What does this all mean? Well, in the words of comedian Keegan-Michael Key, "Ya done messed up!" The two primary parties in this dispute have a lot to lose by sticking to their guns, and they seem reticent to admit that. Might I suggest a "both, and" approach to the restoration of Reedy Creek instead of an "either, or?"
For instance, the parties could execute an MOU that provides:
1) RCC to hire a stream restoration engineer (at their own cost) to recommend specific tree-saving techniques to City DPU. Perhaps 10 major recommendations, of which 5 (City's choice) *must* be accomodated. RCC must provide these recommendations to City DPU in 90 days or less.
2) City will place "escrow" type funding with a local conservation organization with the capacity to do actual watershed restoration activities (unfortunately, that means probably not the organization whose restoration goal is "Stop The Restoration!") for the purposes of 10 growing seasons of mechanical and/or chemical control of invasive species.
3) City will establish an "escrow" or "tree trust" funding for 30 years that will ensure that within 30 years, forest canopy coverage is high or higher than pre-restoration.
4) RCC will desist from anecdotal stream condition descriptions, and instead hire an independent ecological consultant (at RCC's own cost) to perform a functional assessment (recommended: Harmon-Starr Functional Pyramid) on various reaches of the stream to document whether City DPU's proposed restoration method will provide meaningful "uplift" to the stream's condition (if not, consider abandoning work or reducing impact in those areas).
5) RCC will serve as the primary partner on the restoration of the private property "concrete gully" upstream.

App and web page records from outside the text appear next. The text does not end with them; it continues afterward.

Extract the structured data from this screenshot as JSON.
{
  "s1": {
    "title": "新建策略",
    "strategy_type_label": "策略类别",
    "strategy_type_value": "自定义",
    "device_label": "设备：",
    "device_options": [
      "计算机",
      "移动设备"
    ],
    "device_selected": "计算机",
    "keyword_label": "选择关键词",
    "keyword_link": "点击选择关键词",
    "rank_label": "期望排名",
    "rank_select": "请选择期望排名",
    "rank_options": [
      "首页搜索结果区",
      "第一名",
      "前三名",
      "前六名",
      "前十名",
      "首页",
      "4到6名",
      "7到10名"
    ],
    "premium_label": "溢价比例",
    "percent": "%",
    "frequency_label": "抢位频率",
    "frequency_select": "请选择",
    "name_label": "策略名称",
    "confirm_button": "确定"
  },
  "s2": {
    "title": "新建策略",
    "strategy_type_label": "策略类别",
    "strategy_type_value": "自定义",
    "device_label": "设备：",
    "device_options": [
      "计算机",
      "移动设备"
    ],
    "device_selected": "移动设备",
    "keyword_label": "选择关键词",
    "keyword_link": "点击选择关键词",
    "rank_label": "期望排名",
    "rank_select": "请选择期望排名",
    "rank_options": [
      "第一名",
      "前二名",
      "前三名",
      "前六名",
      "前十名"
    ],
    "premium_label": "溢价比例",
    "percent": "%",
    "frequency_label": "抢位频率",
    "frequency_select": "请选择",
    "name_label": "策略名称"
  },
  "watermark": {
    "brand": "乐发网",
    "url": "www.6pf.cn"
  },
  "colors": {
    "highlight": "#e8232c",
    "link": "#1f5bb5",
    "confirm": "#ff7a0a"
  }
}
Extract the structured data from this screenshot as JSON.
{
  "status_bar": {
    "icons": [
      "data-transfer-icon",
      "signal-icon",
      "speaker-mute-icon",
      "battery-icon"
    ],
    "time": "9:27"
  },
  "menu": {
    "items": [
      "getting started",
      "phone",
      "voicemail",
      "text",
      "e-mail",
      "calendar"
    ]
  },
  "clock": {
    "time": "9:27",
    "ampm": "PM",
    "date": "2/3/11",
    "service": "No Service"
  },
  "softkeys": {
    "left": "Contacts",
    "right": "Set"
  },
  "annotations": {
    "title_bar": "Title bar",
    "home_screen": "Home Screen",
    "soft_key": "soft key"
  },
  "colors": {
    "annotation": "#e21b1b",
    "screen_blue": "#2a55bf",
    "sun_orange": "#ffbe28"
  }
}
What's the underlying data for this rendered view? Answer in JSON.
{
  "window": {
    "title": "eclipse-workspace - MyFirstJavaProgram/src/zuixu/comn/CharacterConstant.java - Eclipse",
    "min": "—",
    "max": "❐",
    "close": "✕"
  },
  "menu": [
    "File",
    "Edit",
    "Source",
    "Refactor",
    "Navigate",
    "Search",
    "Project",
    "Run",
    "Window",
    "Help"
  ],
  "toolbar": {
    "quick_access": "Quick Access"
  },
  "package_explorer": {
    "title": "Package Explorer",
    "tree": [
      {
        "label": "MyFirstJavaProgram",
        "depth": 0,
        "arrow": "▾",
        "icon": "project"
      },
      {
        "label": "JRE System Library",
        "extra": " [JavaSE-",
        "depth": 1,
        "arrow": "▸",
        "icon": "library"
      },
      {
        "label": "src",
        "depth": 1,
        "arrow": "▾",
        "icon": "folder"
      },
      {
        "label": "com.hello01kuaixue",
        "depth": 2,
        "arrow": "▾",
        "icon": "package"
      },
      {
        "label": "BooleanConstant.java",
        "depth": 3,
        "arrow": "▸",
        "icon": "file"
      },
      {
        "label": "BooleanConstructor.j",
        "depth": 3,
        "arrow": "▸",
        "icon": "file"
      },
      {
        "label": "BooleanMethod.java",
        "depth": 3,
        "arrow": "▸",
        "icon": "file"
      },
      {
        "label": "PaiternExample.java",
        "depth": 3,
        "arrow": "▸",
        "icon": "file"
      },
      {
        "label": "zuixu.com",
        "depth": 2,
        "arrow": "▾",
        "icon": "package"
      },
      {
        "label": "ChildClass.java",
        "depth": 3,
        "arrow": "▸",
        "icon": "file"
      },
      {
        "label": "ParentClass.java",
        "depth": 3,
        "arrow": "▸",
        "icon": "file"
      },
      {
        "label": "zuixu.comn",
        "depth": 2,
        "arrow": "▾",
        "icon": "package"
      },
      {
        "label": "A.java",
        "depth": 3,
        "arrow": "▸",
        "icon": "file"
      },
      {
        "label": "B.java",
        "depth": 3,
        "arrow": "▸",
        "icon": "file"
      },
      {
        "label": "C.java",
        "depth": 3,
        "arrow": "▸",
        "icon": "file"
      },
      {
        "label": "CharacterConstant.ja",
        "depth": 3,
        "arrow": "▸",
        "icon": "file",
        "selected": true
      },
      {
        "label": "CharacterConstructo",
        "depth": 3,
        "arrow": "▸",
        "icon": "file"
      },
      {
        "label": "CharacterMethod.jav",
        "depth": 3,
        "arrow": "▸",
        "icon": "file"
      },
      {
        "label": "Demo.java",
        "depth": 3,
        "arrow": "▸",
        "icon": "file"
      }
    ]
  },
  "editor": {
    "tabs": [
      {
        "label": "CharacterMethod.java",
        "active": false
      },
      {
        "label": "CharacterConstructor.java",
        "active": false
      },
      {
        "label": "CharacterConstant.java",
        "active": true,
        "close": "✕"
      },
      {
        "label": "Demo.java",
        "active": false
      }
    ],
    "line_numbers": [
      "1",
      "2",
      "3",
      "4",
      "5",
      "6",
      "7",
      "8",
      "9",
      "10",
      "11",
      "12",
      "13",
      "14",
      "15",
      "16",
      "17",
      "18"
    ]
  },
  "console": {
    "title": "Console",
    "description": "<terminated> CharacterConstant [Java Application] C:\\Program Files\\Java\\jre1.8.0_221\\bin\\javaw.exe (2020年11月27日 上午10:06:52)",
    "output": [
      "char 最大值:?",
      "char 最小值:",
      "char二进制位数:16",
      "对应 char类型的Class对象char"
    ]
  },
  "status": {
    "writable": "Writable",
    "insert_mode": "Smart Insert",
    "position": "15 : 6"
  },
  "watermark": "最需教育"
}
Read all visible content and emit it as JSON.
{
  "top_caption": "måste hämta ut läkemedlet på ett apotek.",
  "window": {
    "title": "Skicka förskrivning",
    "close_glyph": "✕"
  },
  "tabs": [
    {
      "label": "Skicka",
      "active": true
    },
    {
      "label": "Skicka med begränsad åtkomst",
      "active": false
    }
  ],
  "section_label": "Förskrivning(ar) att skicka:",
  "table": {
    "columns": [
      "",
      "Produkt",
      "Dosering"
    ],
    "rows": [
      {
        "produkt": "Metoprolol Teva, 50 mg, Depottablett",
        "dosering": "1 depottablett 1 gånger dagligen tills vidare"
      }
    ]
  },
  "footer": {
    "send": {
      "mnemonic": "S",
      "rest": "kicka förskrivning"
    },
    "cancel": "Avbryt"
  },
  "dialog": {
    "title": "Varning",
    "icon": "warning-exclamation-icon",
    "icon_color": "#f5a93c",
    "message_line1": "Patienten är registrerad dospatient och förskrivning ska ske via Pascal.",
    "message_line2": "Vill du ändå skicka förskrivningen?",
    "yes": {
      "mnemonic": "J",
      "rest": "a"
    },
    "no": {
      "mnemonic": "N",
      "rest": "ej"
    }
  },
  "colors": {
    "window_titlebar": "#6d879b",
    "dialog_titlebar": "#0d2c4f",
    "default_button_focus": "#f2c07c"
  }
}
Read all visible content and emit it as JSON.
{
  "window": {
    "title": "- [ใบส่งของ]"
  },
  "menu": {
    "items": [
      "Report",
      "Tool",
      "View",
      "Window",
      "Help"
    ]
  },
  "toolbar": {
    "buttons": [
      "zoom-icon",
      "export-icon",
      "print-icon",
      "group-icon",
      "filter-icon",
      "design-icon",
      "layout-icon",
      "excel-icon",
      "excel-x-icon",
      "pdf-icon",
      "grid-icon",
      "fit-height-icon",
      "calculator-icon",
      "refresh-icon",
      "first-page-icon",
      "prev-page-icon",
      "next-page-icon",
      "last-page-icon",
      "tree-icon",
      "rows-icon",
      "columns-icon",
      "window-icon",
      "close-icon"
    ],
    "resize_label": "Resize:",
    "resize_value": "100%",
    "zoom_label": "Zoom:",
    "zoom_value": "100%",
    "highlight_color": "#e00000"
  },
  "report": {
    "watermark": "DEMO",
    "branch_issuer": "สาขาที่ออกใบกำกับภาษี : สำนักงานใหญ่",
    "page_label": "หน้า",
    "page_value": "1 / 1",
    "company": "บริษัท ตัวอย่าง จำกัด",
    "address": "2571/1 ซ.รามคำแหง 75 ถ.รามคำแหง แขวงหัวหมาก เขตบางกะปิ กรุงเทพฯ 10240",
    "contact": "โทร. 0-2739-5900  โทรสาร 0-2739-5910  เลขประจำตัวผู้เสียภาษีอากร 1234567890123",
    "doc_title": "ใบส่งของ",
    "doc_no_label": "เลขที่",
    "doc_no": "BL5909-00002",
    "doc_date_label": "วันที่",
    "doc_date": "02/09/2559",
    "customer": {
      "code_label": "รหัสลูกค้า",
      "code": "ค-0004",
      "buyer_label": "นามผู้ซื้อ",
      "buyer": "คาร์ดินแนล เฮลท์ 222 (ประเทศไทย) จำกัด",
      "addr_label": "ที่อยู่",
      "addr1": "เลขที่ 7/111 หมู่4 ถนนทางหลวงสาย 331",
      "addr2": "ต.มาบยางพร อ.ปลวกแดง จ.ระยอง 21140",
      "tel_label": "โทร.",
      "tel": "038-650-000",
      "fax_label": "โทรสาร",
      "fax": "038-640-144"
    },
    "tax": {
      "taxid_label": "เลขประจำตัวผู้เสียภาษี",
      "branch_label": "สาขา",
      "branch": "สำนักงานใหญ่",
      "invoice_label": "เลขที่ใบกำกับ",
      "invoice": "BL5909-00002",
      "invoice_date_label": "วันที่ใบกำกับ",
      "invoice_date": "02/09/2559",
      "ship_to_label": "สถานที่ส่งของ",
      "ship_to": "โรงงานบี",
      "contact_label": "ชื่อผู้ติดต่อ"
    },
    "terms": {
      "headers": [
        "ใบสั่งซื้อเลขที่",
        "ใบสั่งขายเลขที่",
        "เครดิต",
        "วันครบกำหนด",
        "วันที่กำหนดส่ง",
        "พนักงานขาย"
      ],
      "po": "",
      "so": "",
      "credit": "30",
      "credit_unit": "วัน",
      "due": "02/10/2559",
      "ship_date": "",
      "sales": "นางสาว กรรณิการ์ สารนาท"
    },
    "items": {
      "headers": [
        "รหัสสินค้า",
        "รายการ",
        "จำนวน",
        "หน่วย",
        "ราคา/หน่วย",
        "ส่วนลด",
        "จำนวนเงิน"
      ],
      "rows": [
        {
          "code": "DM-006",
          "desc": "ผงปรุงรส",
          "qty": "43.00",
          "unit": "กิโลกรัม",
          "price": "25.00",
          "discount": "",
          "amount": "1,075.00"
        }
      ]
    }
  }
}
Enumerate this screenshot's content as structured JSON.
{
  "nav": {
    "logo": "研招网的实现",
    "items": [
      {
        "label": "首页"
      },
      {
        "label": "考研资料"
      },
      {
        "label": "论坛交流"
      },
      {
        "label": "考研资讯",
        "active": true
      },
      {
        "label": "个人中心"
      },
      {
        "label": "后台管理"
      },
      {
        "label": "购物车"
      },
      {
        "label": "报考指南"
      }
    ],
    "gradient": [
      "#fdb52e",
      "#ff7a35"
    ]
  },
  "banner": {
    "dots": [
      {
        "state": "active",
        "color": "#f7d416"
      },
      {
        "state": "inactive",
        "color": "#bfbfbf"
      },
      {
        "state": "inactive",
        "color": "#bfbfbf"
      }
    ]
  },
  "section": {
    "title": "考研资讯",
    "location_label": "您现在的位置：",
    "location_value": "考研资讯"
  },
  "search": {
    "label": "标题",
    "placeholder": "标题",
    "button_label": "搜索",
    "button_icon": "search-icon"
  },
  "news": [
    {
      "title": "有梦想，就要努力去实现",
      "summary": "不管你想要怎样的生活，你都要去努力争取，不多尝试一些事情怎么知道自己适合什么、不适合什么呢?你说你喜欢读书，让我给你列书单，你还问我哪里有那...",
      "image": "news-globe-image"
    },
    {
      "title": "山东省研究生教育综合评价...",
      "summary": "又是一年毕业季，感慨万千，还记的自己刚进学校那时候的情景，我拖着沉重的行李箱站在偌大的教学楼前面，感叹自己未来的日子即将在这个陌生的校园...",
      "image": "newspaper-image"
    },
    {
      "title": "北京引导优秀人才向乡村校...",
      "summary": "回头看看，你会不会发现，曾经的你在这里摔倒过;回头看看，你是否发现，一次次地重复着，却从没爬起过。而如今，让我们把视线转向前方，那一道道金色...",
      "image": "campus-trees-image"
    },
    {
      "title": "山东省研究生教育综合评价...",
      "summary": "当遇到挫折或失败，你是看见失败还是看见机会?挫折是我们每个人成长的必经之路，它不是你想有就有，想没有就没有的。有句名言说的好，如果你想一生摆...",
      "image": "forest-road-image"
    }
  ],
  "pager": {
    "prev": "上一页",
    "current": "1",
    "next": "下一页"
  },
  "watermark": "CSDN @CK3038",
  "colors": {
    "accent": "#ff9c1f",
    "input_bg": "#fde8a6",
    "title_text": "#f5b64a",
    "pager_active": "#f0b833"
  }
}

City DPU agrees in concept to provide speedy permit review and grant application support letters (RCC should be able to raise the (guessing) $1.5 million to accomplish the concrete channel restoration). RCC may be able to negotiate that the City provides up to 50% matching funds for that effort, as well (or, even more importantly, $200,000 in start-up funds to begin the survey, engineering, and permit work). Also, local partners like RCC typically have better success navigating private property concerns (and right of way costs) than City agencies. If RCC is serious about treating the stormwater to Reedy Creek, and not simply using the "concrete gully" as a red herring to stop the project downhill, RCC will readily pursue this huge opportunity for their organization.
My overall worry is that the City of Richmond doesn't care all that much about Reedy Creek, if they never produced a set of alternative approaches and didn't conduct meaningful listening sessions for the community. My overall worry is that Reedy Creek Coalition might not care that much either, if they have no concrete plan for advancing meaningful-scale watershed restoration work with or without the City's engineers.
There is a huge opportunity, and huge obligation, for community and city leaders to work together in this period of generous funding for watershed restoration and simply get it done in a way that everyone will be happy to describe to their grandkids one day. But as of last week, the two parties couldn't be much farther apart. And if Reedy Creek continues to erode and unravel (and take out big, beautiful trees) for another 30 years, I don't think anyone will be proud to tell their grandkids about their role in that lost opportunity. "I tried to steamroll a community, and failed!" "Oh yeah, well I stopped the City from investing in our community - and they never came back!"